What the exercise asks: Each line of the data below holding the word "JSON" must be copied.

• • • • •

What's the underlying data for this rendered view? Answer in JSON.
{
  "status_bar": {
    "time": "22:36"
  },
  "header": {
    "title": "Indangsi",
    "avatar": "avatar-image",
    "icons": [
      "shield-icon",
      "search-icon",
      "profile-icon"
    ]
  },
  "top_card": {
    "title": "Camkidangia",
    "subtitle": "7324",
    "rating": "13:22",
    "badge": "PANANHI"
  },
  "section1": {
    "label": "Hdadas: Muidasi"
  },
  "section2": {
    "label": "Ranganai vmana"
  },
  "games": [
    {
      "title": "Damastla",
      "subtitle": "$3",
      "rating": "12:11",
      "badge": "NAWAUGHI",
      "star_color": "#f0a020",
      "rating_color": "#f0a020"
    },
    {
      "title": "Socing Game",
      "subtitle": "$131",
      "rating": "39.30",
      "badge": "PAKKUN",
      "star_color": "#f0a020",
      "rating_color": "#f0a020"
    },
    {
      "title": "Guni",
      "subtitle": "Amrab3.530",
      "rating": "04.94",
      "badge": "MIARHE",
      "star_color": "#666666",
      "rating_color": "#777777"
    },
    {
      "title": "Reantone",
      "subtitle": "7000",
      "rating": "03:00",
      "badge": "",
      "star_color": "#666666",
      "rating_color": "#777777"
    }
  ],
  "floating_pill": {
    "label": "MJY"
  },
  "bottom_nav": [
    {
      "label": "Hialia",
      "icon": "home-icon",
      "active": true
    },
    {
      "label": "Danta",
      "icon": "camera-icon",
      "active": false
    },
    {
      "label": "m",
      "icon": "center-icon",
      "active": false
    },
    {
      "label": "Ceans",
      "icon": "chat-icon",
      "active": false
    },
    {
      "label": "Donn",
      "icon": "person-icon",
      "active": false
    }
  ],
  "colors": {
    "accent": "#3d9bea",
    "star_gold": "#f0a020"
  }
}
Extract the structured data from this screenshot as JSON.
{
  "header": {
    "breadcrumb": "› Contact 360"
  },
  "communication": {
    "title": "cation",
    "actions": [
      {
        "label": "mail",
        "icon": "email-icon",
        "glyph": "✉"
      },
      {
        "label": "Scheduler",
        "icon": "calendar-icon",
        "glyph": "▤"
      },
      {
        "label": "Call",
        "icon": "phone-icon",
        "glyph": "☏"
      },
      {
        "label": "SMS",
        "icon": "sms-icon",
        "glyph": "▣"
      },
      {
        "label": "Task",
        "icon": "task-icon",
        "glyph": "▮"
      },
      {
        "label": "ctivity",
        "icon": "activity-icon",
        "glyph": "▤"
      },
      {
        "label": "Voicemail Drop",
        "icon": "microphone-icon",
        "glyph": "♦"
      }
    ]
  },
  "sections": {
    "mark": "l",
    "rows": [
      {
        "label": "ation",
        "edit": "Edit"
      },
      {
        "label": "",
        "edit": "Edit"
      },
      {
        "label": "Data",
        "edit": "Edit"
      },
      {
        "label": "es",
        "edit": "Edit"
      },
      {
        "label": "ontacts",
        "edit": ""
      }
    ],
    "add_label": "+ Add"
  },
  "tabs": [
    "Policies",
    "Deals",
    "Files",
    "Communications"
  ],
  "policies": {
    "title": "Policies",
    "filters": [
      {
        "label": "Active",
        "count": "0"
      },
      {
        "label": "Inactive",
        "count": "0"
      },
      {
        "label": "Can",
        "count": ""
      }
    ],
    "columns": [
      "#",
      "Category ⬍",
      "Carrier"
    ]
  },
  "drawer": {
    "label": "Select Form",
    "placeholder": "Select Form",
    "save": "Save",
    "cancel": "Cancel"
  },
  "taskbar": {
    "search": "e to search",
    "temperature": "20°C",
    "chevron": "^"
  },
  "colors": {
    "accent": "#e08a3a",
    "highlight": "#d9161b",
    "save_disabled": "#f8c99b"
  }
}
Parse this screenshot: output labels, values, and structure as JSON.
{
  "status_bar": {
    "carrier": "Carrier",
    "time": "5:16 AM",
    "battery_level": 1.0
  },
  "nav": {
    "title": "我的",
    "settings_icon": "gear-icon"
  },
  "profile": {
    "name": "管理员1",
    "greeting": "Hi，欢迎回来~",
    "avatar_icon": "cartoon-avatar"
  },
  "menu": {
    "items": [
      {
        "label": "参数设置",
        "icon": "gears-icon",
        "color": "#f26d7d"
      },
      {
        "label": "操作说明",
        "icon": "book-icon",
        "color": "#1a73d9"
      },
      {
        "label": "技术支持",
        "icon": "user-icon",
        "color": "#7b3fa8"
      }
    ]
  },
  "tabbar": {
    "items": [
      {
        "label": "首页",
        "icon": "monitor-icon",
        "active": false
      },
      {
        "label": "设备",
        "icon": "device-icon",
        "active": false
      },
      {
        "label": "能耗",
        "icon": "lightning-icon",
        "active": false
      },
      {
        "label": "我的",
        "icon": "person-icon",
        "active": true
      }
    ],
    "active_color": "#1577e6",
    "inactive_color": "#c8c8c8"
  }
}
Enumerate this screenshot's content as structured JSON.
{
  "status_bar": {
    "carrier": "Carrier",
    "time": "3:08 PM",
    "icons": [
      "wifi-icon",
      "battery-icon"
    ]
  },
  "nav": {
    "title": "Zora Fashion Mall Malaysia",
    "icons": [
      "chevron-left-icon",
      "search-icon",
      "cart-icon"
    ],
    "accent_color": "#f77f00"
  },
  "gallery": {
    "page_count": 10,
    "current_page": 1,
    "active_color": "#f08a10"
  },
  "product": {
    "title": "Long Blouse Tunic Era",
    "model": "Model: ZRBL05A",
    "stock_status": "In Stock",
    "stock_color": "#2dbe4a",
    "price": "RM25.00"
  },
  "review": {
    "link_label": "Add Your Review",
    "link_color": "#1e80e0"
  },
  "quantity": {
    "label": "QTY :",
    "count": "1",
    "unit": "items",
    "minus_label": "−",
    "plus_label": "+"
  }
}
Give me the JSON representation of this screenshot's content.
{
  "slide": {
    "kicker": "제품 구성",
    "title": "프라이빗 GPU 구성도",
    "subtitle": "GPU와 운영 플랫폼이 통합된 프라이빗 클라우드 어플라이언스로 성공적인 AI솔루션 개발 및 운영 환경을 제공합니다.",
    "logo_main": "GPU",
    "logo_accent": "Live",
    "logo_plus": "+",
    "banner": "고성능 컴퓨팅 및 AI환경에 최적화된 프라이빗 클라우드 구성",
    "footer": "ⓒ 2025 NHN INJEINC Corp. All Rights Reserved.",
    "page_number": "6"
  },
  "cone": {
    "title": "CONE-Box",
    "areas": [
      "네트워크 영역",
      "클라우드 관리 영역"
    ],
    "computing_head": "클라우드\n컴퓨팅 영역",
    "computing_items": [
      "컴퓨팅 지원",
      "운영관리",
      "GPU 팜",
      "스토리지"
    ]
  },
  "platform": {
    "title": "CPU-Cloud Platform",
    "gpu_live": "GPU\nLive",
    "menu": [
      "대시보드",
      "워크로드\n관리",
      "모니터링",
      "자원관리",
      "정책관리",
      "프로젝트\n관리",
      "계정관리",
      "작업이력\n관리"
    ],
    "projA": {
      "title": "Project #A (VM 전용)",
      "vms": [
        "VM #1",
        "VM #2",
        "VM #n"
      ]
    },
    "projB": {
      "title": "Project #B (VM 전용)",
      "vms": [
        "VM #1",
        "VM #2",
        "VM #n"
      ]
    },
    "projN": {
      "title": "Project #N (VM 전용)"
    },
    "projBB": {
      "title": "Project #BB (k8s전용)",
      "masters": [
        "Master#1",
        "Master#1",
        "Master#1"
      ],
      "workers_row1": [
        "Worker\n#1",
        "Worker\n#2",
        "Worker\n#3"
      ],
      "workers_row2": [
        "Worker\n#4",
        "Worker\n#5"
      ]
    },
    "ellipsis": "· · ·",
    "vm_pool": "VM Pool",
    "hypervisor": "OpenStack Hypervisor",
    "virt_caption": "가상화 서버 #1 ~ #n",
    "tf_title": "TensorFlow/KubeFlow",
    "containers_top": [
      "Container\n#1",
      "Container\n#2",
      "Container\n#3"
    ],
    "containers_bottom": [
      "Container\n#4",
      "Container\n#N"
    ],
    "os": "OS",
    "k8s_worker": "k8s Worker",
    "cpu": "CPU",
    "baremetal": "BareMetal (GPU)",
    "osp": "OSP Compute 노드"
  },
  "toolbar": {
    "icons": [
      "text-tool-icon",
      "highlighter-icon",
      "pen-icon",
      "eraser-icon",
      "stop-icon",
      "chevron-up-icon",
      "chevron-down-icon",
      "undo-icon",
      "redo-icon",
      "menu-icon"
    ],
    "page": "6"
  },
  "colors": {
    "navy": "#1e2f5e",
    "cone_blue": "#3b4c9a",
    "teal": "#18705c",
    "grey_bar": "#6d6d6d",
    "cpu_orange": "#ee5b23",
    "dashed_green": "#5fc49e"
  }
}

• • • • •

Answer to this task:
What's the underlying data for this rendered view? Answer in JSON.
Extract the structured data from this screenshot as JSON.
Parse this screenshot: output labels, values, and structure as JSON.
Enumerate this screenshot's content as structured JSON.
Give me the JSON representation of this screenshot's content.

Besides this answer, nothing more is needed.